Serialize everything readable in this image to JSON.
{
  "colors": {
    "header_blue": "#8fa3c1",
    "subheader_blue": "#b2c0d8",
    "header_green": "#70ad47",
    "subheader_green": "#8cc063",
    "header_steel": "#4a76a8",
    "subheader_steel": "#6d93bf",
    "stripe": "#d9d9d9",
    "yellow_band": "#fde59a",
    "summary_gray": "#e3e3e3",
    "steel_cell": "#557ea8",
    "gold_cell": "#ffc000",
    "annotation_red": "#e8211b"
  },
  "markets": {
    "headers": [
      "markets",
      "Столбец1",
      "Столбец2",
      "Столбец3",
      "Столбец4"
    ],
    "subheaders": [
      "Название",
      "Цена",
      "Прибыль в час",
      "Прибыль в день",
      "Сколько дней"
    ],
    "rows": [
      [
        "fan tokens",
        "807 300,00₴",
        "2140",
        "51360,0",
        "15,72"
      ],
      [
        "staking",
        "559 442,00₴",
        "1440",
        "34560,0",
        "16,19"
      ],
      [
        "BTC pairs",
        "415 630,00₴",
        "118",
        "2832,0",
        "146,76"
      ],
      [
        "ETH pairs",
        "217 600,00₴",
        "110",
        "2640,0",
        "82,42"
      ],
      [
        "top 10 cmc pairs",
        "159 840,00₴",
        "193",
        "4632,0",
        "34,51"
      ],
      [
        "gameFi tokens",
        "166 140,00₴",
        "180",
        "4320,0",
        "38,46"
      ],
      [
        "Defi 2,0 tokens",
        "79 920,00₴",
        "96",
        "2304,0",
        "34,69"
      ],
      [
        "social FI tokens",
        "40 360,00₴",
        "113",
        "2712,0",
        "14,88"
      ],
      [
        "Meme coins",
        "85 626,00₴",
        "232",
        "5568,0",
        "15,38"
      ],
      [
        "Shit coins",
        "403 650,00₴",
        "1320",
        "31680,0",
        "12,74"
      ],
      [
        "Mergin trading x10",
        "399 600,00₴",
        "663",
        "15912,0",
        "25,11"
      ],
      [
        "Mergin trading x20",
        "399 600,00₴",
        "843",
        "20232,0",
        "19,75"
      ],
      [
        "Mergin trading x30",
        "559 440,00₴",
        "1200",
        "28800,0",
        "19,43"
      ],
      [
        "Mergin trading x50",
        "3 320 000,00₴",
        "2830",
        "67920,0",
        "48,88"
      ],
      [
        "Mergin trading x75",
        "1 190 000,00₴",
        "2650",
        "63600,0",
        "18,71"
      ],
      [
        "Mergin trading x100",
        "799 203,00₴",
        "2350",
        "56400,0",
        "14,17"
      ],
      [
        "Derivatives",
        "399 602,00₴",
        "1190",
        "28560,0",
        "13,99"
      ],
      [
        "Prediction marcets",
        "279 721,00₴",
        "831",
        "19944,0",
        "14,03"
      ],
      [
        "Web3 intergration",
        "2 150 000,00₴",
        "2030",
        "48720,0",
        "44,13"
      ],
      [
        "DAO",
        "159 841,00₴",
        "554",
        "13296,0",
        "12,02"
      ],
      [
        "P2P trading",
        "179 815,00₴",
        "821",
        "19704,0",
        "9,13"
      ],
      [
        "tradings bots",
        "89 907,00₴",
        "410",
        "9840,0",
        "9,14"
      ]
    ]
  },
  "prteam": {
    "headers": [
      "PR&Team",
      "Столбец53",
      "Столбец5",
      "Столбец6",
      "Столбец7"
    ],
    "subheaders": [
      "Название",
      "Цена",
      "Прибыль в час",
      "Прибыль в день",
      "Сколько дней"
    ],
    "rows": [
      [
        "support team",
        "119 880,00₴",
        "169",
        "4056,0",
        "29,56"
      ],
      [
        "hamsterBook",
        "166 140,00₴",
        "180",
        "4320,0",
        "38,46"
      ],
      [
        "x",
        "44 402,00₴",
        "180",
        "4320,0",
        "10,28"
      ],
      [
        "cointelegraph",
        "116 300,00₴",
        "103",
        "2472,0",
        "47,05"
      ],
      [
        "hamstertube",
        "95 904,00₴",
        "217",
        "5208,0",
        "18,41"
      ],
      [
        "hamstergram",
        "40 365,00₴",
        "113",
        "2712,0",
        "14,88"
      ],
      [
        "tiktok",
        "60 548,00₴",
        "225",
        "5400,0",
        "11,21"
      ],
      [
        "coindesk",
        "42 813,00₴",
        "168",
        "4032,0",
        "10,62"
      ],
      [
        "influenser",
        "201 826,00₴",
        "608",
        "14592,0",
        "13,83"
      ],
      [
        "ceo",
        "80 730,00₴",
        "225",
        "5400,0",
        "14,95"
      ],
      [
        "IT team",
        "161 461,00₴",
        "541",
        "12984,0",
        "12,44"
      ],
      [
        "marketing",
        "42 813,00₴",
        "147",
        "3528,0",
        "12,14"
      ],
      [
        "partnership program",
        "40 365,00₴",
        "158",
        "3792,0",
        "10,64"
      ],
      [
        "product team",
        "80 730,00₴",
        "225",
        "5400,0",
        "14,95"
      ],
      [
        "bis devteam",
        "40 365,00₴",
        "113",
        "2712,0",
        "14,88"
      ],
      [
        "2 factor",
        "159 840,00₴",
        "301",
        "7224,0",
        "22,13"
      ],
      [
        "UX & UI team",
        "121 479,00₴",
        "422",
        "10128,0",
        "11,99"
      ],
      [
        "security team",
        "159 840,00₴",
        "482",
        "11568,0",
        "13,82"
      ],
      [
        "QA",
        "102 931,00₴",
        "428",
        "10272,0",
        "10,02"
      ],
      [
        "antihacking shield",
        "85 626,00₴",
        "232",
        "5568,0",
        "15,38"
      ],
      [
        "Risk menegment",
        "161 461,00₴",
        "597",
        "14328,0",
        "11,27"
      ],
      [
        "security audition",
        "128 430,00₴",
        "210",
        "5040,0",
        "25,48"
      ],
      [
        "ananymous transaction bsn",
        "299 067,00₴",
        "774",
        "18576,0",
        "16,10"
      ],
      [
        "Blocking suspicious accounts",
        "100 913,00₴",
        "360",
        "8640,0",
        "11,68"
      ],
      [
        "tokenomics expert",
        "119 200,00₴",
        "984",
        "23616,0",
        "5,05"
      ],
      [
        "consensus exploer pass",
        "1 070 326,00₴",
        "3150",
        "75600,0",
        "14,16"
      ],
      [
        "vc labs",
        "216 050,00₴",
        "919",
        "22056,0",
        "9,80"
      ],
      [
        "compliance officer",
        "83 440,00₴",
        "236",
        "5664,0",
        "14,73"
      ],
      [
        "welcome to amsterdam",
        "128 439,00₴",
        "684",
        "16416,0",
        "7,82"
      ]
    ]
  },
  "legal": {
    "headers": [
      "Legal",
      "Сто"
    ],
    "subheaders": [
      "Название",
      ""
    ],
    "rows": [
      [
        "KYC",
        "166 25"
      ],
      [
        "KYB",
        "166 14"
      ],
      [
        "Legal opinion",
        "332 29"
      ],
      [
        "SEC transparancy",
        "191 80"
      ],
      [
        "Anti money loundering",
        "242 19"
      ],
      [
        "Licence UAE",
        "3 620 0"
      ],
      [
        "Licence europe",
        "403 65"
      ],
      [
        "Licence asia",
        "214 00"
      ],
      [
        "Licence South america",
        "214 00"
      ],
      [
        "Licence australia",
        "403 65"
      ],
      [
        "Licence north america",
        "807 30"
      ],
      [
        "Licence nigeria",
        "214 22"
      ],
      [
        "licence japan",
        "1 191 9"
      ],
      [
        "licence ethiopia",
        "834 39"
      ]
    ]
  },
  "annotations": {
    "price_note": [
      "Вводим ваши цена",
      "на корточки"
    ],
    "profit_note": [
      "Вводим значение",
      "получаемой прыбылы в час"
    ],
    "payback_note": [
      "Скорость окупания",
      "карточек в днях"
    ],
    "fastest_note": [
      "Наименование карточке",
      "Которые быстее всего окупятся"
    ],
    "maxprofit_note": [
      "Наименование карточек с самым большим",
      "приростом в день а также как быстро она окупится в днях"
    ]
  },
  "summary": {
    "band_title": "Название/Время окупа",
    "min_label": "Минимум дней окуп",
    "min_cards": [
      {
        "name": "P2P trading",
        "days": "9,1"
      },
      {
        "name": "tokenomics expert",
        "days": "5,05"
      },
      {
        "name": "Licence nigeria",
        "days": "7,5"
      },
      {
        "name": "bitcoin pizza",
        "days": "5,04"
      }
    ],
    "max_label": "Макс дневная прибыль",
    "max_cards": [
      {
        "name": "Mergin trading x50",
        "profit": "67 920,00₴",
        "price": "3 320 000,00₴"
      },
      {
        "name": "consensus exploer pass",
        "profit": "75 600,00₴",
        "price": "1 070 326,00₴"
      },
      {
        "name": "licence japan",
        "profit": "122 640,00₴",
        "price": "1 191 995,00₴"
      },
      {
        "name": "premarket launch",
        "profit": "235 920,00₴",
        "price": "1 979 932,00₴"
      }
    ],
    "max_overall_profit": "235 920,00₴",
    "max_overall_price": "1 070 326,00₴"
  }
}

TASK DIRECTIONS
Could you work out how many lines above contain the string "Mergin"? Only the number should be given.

REPLY TO THE TASK
7